Pick every line from the data below that contains the string "ojolali" and copy it.

[Excerpts from a dataset]
#####

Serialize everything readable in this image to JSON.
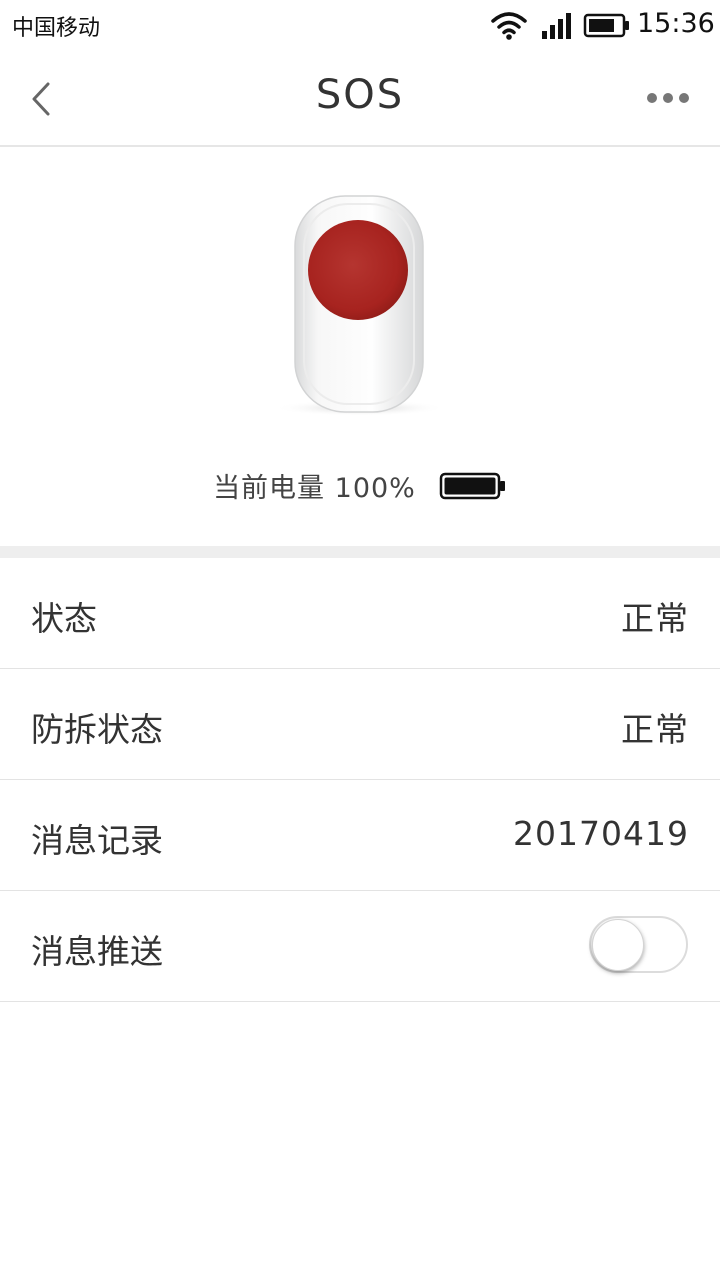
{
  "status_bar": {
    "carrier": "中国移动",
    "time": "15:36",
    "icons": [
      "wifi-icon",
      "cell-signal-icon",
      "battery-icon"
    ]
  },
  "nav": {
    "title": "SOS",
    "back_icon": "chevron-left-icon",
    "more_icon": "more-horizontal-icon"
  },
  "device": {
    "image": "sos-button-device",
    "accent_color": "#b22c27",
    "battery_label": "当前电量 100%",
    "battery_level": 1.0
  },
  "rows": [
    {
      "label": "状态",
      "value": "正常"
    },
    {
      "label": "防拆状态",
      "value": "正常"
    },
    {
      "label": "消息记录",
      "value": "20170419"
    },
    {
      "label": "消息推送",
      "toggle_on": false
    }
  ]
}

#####

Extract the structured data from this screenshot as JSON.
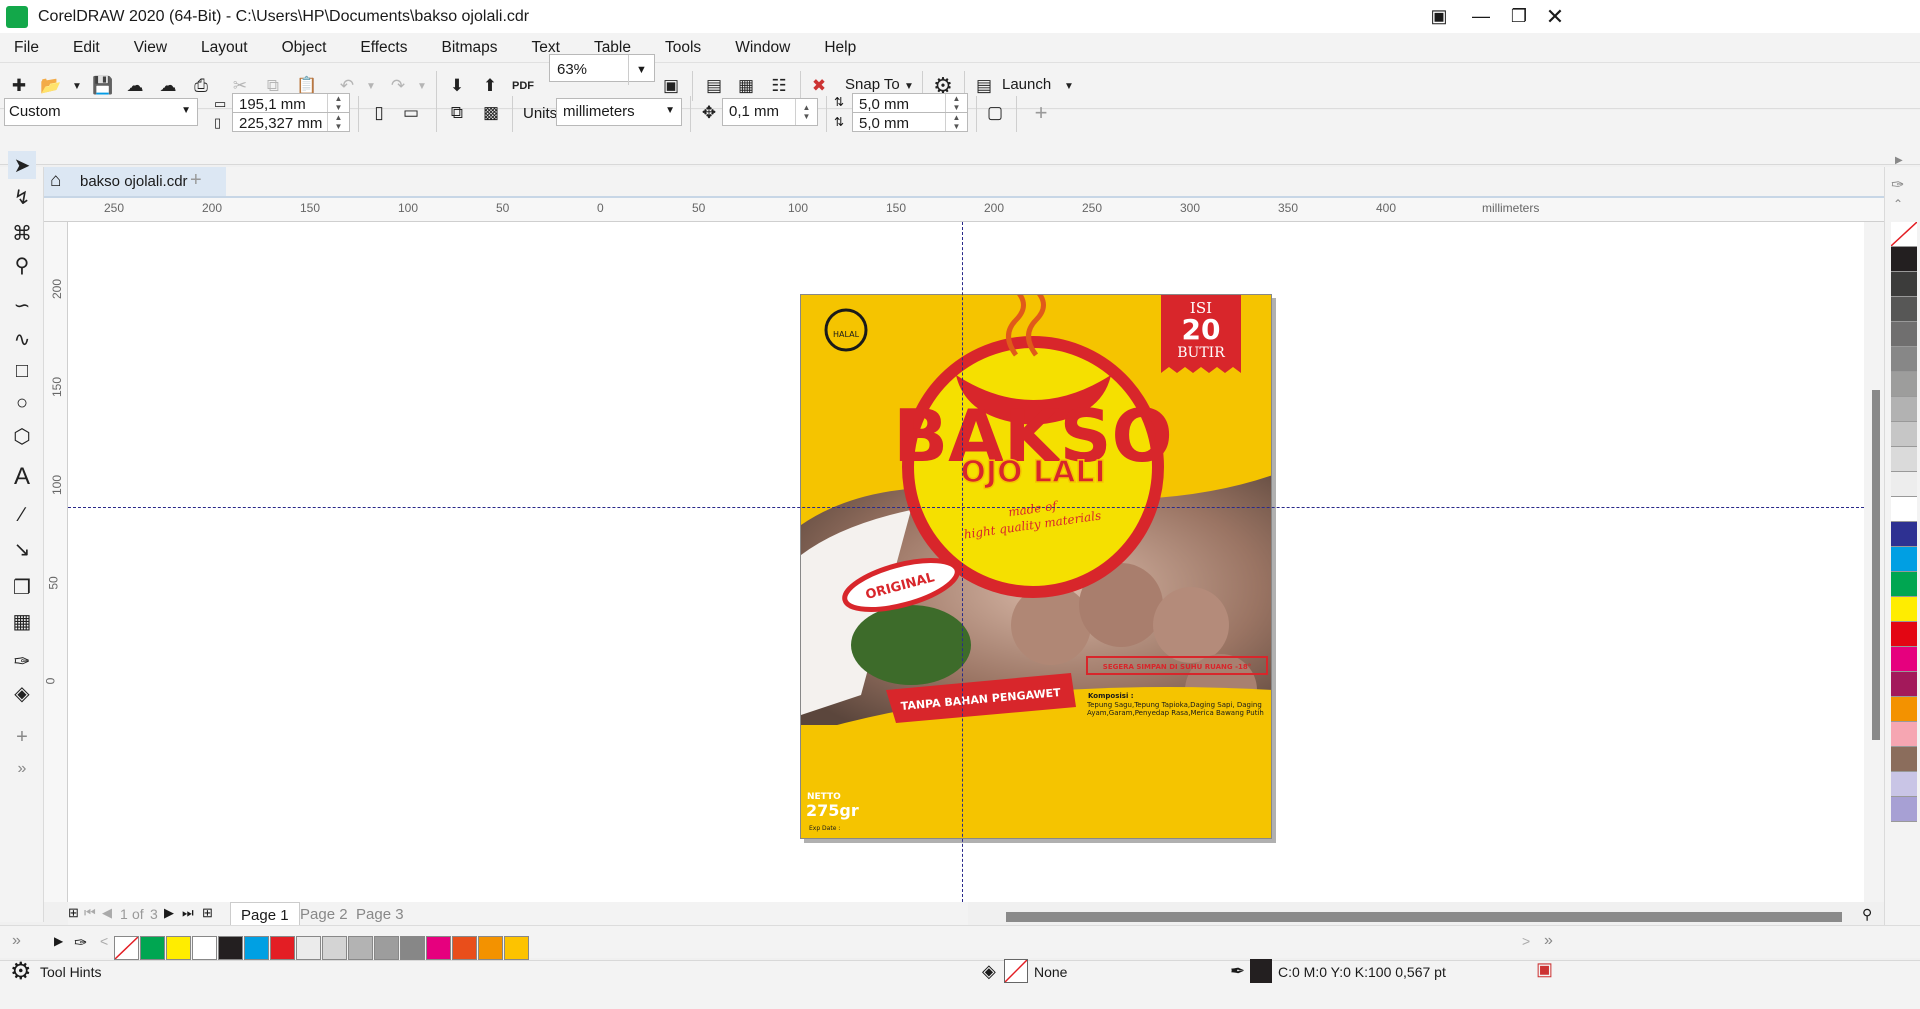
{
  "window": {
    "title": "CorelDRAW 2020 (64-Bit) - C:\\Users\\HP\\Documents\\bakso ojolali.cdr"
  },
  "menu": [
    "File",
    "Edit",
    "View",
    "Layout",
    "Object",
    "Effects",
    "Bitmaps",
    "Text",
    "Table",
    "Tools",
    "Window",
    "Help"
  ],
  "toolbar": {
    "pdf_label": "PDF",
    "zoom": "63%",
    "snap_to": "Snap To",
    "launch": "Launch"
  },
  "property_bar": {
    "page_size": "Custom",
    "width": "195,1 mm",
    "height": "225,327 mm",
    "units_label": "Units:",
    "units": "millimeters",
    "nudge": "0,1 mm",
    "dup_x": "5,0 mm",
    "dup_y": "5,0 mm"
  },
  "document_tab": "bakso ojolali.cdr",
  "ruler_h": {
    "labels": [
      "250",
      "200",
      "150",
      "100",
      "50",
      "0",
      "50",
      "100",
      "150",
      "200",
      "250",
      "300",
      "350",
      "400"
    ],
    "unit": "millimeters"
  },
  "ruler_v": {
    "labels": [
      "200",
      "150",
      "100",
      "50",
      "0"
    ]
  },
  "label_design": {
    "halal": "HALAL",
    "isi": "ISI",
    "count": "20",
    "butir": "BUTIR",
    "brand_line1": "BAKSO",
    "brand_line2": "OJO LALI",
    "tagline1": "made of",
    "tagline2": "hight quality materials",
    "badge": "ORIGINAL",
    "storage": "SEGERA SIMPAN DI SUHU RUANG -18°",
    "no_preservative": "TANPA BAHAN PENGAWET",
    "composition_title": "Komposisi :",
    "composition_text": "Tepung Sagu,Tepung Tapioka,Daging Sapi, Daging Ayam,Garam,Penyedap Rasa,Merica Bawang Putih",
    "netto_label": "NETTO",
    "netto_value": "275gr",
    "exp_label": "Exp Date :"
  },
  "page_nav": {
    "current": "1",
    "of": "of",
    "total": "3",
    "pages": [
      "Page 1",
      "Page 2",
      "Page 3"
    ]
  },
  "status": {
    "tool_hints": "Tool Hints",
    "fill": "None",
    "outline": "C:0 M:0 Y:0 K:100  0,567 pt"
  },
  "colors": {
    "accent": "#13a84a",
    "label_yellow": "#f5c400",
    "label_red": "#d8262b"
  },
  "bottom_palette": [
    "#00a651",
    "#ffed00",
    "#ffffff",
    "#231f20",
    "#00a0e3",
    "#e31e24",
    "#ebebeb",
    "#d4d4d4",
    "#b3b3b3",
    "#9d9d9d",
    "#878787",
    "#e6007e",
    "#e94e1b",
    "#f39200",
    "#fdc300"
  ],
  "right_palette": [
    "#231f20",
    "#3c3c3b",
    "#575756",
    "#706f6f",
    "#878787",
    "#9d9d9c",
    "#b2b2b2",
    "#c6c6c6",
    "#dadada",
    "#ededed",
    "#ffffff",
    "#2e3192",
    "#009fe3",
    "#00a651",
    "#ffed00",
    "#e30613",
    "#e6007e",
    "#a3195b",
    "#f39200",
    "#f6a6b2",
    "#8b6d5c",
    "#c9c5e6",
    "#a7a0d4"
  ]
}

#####

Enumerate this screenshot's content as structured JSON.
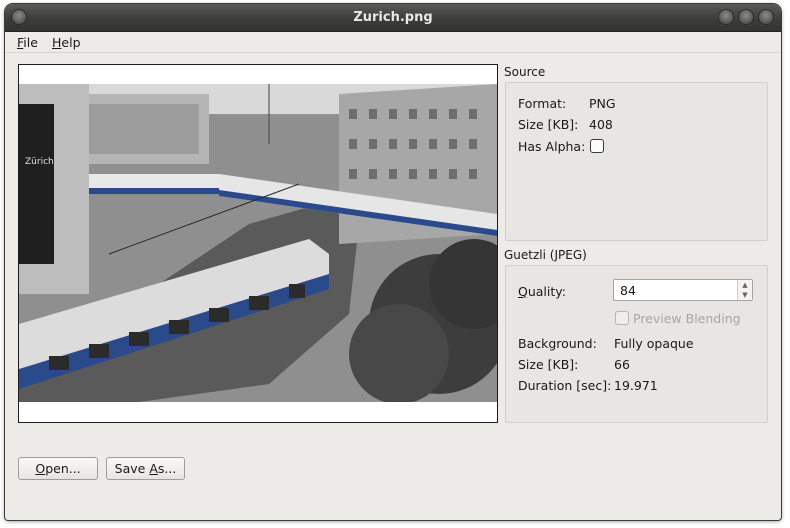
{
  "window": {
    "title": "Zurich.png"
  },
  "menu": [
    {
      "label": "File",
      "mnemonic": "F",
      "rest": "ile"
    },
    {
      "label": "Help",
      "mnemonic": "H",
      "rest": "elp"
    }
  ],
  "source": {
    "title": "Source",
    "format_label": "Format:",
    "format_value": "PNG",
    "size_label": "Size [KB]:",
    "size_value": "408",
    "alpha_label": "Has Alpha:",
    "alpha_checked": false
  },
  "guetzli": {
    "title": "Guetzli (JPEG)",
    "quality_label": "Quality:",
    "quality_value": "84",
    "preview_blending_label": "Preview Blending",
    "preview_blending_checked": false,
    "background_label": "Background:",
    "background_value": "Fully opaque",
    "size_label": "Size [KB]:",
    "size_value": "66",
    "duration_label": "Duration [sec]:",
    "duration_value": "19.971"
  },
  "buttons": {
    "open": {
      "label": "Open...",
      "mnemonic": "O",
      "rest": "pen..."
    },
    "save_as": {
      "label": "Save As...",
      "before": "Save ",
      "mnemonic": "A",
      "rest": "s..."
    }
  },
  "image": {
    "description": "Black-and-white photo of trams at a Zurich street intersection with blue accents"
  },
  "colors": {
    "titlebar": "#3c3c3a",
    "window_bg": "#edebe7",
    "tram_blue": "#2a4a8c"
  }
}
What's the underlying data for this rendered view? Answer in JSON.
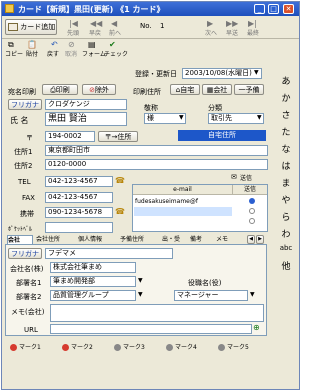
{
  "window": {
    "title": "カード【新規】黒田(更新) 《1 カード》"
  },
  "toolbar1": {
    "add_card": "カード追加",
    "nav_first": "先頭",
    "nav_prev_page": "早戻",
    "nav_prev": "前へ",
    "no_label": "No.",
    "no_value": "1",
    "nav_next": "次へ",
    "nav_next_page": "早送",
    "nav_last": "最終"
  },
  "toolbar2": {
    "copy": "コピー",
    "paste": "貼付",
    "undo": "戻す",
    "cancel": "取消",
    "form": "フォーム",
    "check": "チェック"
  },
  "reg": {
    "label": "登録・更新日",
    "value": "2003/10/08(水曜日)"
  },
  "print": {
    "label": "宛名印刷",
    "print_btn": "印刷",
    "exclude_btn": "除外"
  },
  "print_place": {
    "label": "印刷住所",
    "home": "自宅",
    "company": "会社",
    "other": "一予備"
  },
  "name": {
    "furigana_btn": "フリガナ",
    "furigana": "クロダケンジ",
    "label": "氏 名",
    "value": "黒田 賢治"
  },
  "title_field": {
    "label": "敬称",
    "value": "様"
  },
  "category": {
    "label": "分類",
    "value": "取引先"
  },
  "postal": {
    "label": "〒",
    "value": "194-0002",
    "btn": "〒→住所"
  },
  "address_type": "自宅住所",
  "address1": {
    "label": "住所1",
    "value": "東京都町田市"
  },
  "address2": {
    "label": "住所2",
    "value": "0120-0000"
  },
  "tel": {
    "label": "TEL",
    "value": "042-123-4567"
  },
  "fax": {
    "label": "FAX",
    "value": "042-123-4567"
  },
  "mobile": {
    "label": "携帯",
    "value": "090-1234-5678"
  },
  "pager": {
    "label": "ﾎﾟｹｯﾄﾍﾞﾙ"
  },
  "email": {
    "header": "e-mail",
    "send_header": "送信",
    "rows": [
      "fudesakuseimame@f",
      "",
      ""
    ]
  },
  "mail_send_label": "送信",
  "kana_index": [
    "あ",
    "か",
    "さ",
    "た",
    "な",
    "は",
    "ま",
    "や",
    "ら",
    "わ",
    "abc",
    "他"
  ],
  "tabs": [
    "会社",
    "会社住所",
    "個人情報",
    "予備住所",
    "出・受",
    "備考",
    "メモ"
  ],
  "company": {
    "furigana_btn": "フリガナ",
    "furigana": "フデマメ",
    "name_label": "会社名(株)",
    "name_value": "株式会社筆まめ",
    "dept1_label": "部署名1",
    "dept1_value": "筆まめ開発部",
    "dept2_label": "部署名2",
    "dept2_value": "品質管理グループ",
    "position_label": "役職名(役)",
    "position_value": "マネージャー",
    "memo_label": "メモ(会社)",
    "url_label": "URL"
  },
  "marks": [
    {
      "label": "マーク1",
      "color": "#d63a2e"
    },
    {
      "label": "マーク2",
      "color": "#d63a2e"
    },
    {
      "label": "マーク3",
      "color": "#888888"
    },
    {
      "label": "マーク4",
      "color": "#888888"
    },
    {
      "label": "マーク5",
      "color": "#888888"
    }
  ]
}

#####

### Written answer
    "title": "CorelDRAW 2020 (64-Bit) - C:\\Users\\HP\\Documents\\bakso ojolali.cdr"
  "document_tab": "bakso ojolali.cdr",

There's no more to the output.